   //Show the results
   g_d3d_device->Present( NULL, NULL, NULL, NULL );


To make the effects of the AlphaBlending more apparent, we add the ability to turn it off and on. Either the 'A' or 'B' key will toggle AlphaBlending. This change is made to default_window_proc().

      case WM_KEYDOWN:  // A key has been pressed
            case 'A':
            case 'B':
         return 0;

Most of our changes are in init_scene, that's why I saved it for last. The first change is the loading of the texture. Here's that piece of code:

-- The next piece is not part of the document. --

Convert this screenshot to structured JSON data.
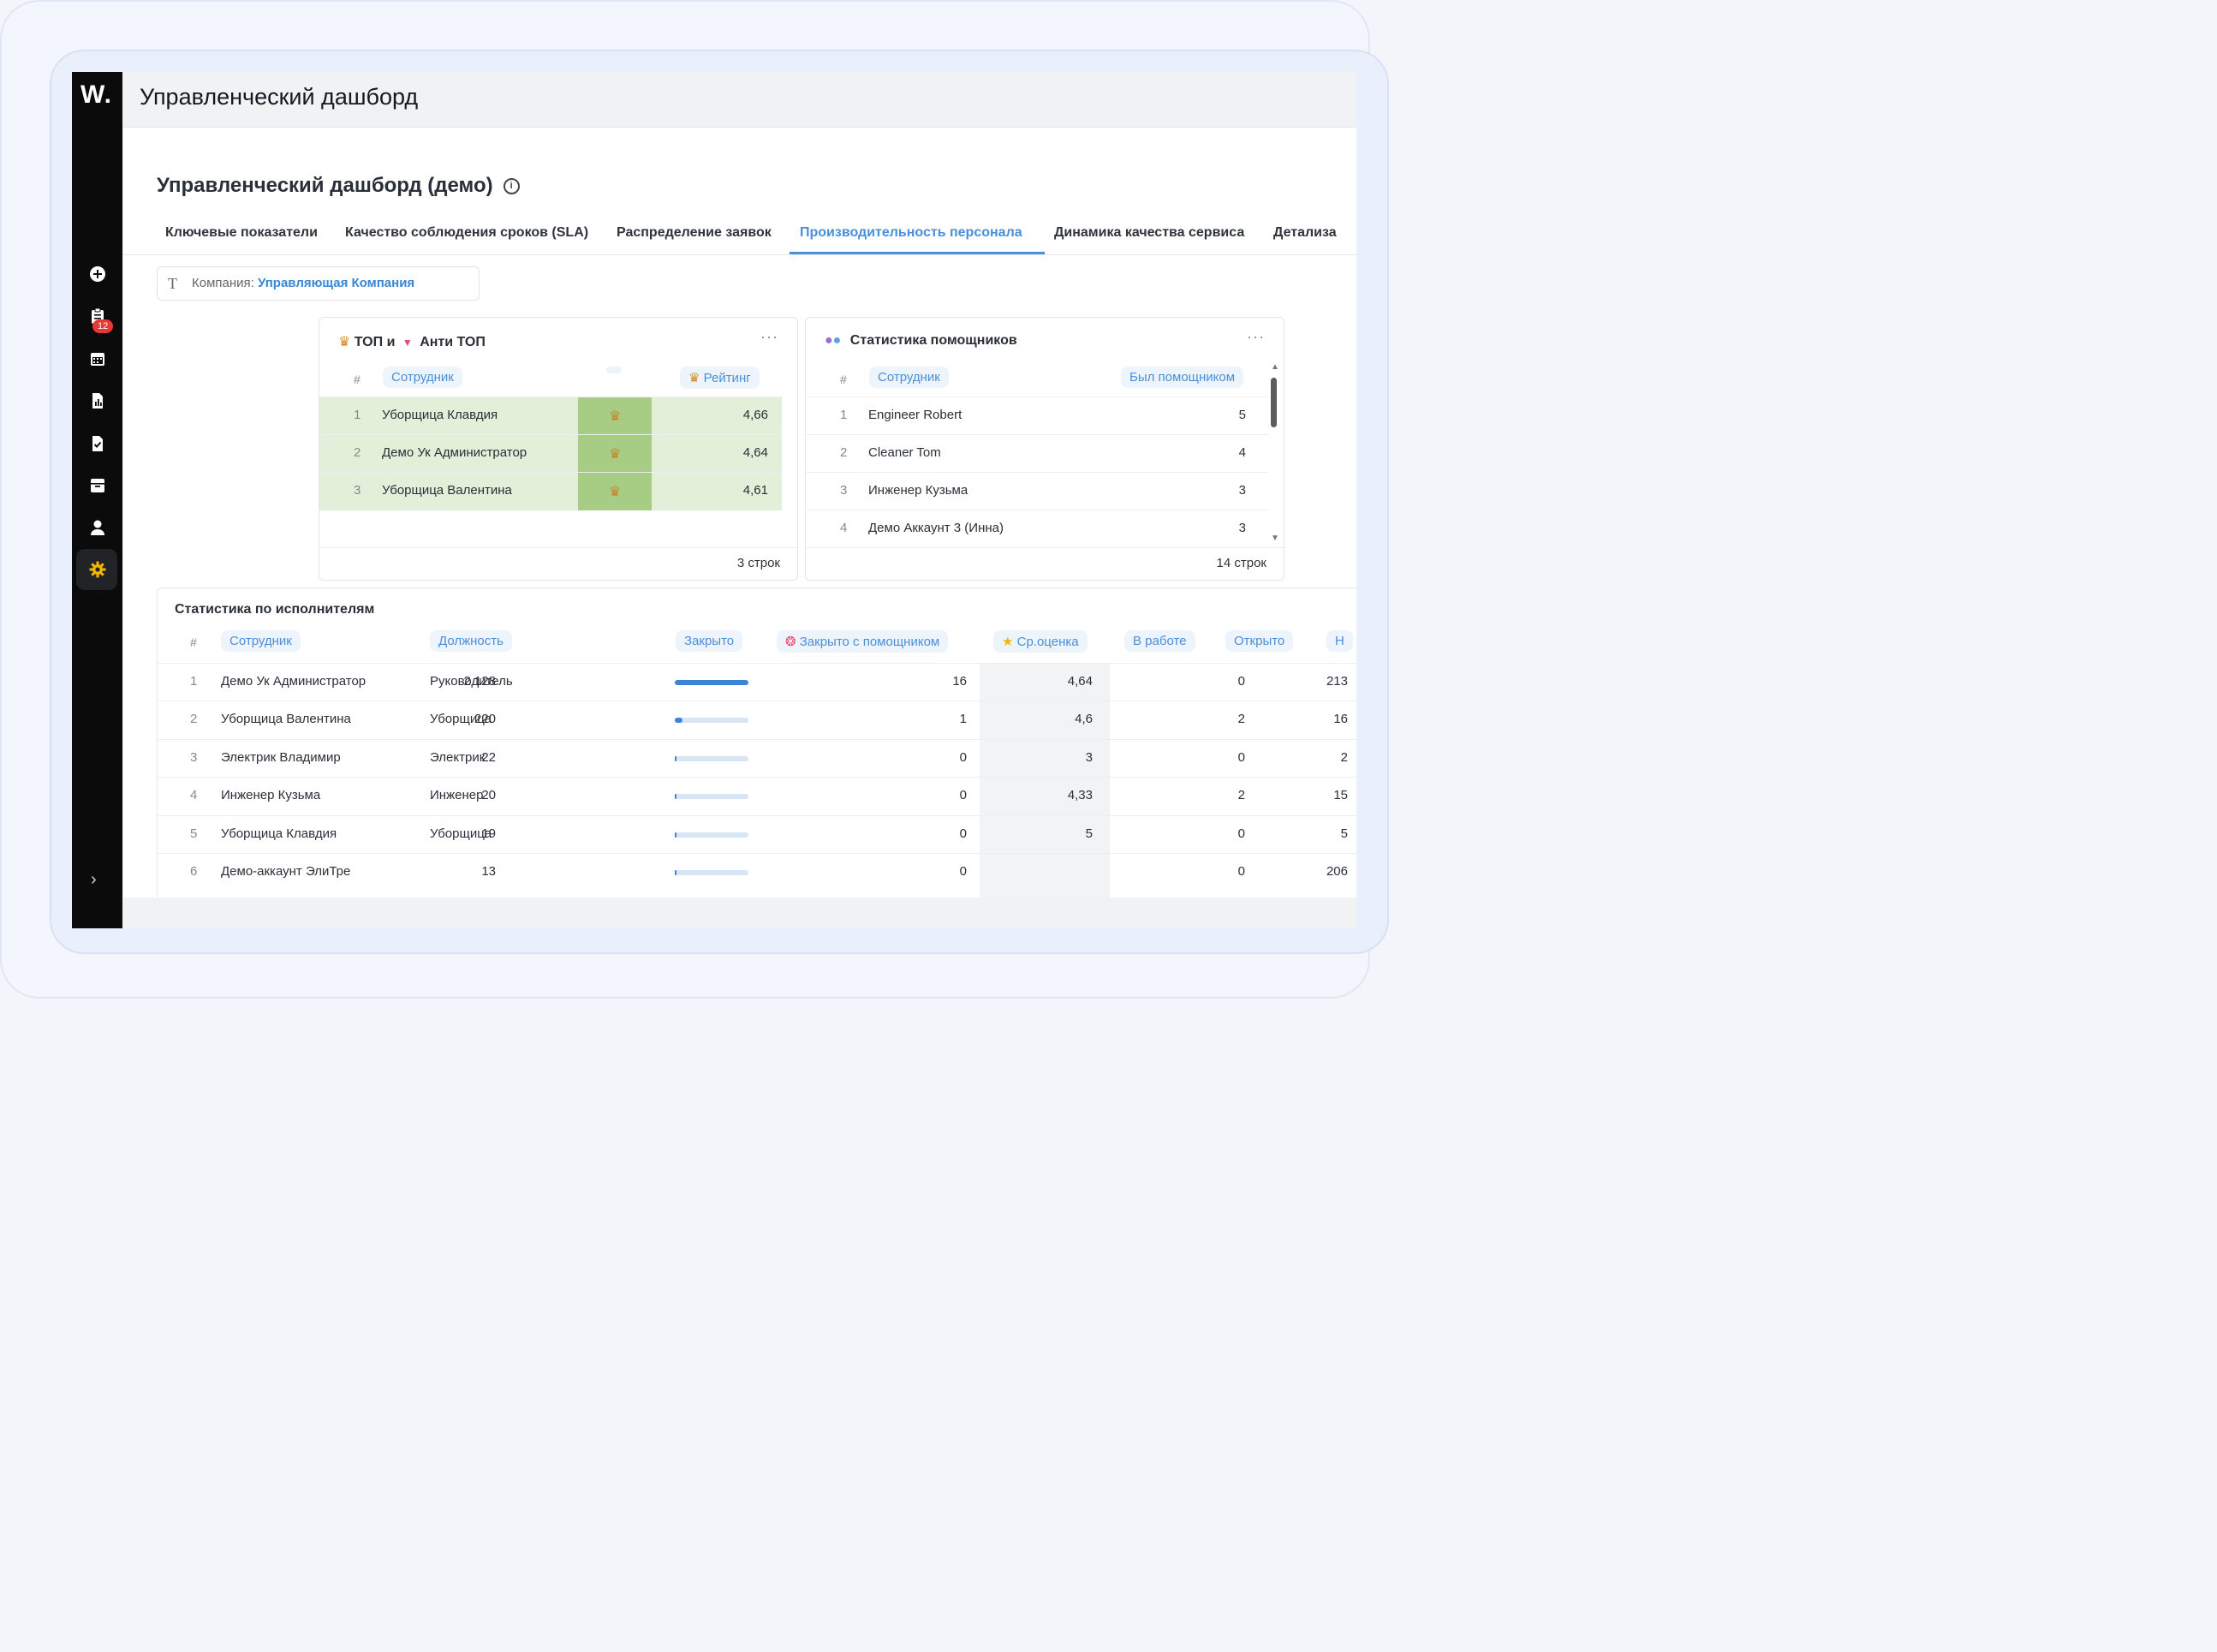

   //D3DXCreateTextureFromFileEx takes a lot of paramters. 
   //We pass it our device and the file name of our texture.
   //We set Width & Height to D3DX_DEFAULT so it uses the values in the file.
   //We want an alpha channel so we tell it to use D3DFMT_A8R8G8B8 because it's a
   //    very common texture format, it should work on just about everything.
   //We set our Colour Key to opaque black (0xFF000000, watch the alpha component!)
   hr=D3DXCreateTextureFromFileEx(g_d3d_device, //Our D3D Device
                                  "Tex.bmp",    //Filename of our texture
                                  D3DX_DEFAULT, //Width:D3DX_DEFAULT = Take from file 
                                  D3DX_DEFAULT, //Height:D3DX_DEFAULT = Take from file
                                  1,            //MipLevels
                                  0,            //Usage, Is this to be used as a Render Target? 0 == No
                                  D3DFMT_A8R8G8B8, //32-bit with Alpha, everything should support this
                                  D3DPOOL_MANAGED,//Pool, let D3D Manage our memory
                                  D3DX_DEFAULT, //Filter:Default filtering
                                  D3DX_DEFAULT, //MipFilter, used for filtering mipmaps
                                  0xFF000000,   //ColourKey
                                  NULL,         //SourceInfo, returns extra info if we want it (we don't)
                                  NULL,         //Palette:We're not using one
                                  &g_texture);  // Our texture goes here.
      FatalError(hr,"Error Loading Texture");

Now we have to make sure all of our Render States and TextureStageStates are correct. Some of you may notice that I set these even when I want their default value. It's good practice to explicitly set any states that you rely on. Defaults can change and many problems can be caused by code you add later. By setting these explicity you stand a much better chance of having your app perform as expected and be lower maintenance.

First we set our Colour texture states. Nothing new here if you've looked at any of the tutorials that include textures.


   //D3DTSS_COLORARG1 is set to D3DTA_TEXTURE which means that colour1 is
   //entirely taken from the texture and nothing else.

Our Alpha states are the same as our colour states. Again, if you've read the previous tutorials there's nothing you haven't seen here.

   //Similarly to the COLOR TextureStageStates, the D3DTOP_SELECTARG1
   //says to take the result from arguement 1. We set D3DTSS_ALPHAARG1
   //to D3DTA_TEXTURE, which makes the alpha value for each pixel comes
   //from the alpha component of the texture pixel (texel).

Finally, we set our Render States and we're done!

   //The next 2 RenderStates determine how the blending is done.
   //The source is our object, destination is the drawing surface.
   //SRCBLEND specifies that the final colour should be 50% (because
   //that's what we set our souce alpha to) from our source and 50%
   //(INVSRCALPHA, 100%-SRCALPHA(50% in this case))

   //This enables Alpha Blending